Tagged with: Affordable Drug Pricing Task Force, Congress, David Cicilline, Drug Importation, Elijah Cummings, generic drugs, Jan Schakowsky, Jim McDermott, Marcy Kaptur, Online Pharmacies, Personal Drug Importation Fairness Act, Peter Welch, Rosa DeLauro, Sander Levin, United States
Affordable Drug Pricing Task Force Press Conference – Nov 4, 2015
The City of Portland, Maine, is up in arms because the Maine Attorney General recently shutdown that city’s personal drug importation program, Portlandmeds, as reported by the Press Herald. Portlandmeds has saved the city $3.2 million over the past eight years, and is a clear example of a municipal drug importation program that has worked extremely well.

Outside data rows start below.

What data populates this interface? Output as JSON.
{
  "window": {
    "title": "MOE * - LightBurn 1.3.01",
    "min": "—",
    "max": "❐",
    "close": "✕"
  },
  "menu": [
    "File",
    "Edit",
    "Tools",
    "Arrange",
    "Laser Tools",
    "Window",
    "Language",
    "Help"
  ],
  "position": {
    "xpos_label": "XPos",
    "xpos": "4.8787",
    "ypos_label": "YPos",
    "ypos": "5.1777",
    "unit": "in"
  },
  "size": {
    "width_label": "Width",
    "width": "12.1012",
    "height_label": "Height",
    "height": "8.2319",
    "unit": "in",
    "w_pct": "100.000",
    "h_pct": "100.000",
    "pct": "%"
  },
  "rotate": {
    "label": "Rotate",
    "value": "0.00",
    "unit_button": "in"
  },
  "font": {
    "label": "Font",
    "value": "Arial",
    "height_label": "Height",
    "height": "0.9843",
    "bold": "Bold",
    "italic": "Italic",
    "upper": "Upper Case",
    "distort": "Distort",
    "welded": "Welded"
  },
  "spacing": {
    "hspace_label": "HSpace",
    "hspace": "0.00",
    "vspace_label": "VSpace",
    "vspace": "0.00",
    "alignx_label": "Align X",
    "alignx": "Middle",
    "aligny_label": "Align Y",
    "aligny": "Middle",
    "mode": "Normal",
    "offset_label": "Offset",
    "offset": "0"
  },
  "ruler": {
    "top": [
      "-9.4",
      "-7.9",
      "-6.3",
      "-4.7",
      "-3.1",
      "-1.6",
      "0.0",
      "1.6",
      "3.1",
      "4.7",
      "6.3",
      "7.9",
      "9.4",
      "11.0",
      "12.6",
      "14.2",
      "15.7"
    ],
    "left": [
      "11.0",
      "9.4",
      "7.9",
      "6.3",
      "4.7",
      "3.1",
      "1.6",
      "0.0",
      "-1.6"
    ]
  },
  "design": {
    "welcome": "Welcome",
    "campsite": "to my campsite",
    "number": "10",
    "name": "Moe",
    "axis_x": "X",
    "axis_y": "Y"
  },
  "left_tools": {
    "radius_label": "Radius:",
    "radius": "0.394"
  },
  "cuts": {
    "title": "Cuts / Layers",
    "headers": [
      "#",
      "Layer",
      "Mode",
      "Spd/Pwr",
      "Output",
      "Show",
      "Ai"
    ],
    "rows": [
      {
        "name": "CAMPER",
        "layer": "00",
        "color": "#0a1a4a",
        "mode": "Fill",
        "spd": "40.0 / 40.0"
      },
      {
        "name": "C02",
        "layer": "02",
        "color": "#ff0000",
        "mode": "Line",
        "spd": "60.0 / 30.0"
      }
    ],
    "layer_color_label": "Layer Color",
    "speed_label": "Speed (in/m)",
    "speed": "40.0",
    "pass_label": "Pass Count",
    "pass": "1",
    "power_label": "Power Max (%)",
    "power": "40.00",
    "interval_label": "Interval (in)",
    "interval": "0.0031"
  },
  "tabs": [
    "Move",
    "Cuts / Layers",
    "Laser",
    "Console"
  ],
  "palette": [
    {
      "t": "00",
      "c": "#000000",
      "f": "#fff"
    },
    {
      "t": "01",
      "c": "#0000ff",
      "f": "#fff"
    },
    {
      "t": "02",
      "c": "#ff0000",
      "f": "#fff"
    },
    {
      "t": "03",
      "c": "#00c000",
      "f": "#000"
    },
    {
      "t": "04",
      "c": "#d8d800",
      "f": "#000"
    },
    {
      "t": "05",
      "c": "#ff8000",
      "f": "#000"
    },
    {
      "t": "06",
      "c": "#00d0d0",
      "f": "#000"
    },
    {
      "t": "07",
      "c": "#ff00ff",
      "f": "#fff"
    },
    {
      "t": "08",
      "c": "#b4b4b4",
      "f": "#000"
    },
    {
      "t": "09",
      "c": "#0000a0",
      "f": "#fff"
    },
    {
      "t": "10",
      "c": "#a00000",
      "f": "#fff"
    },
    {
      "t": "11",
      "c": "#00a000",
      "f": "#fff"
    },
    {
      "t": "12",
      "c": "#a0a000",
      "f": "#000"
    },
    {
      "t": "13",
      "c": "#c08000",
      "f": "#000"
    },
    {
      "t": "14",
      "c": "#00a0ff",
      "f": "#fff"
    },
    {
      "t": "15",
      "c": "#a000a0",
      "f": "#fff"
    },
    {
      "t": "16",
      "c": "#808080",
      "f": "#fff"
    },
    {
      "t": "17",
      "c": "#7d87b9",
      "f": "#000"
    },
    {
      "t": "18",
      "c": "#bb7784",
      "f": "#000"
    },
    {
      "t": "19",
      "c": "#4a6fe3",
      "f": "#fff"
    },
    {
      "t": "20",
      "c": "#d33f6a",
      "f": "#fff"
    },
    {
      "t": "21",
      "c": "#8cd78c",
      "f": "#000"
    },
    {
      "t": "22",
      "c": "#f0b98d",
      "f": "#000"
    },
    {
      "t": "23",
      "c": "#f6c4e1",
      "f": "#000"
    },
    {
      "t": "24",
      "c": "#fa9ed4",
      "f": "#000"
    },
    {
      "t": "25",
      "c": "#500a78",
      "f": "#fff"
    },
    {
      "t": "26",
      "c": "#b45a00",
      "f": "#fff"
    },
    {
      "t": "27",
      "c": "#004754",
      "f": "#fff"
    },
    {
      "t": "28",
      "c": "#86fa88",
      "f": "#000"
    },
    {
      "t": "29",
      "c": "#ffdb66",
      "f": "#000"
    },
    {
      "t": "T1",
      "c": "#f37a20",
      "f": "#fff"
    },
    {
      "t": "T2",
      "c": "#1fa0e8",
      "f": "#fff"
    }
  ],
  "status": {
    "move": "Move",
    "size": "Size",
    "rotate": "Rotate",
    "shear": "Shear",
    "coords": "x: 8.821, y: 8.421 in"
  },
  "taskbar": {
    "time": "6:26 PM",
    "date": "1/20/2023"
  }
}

Public response has been critical of the ban. A Press Herald survey asked “Should Maine allow residents to purchased prescription drugs from Canada?” The response: 715 out of 769 – 93% – voted yes.
Portland City Mayor Michael Brennan and other city officials expressed their grievances to 9 of 10 of Portland’s State lawmakers, asking them to back a bill allowing Maine residents to import medication from Canada as well as other countries. Mayor Brennan communicated that Maine’s governor, Paul LePage also supports the resumption of the drug importation program.
Opponents of personal drug importation are almost always funded by corporate interests seeking to protect their profits. The opposition in Maine is no exception. The Retail Association of Maine, which includes on its executive board employees of huge pharmacy chains Walgreens and Walmart, vehemently opposes Portlandmeds. As reported in the Press Herald, that association’s executive director’s communicated: “CanaRx is not licensed to do business in Maine…That makes it difficult to know exactly where the drugs are coming from, and possibly puts patients at risk.” CanaRx – the Canadian pharmacy dispensing medication for the Portlandmeds program, is duly licensed in Canada where the medication is just as safe as the medication sold in the United States. We don’t know of a single adverse health effect after eight years of the successful Portlandmeds program.
We know how much money personal drug importation can save Americans – safely – and wish the City of Portland luck in resuming its program.
Tagged with: Drug Importation, Maine, Municipal Drug Importation, PortlandMeds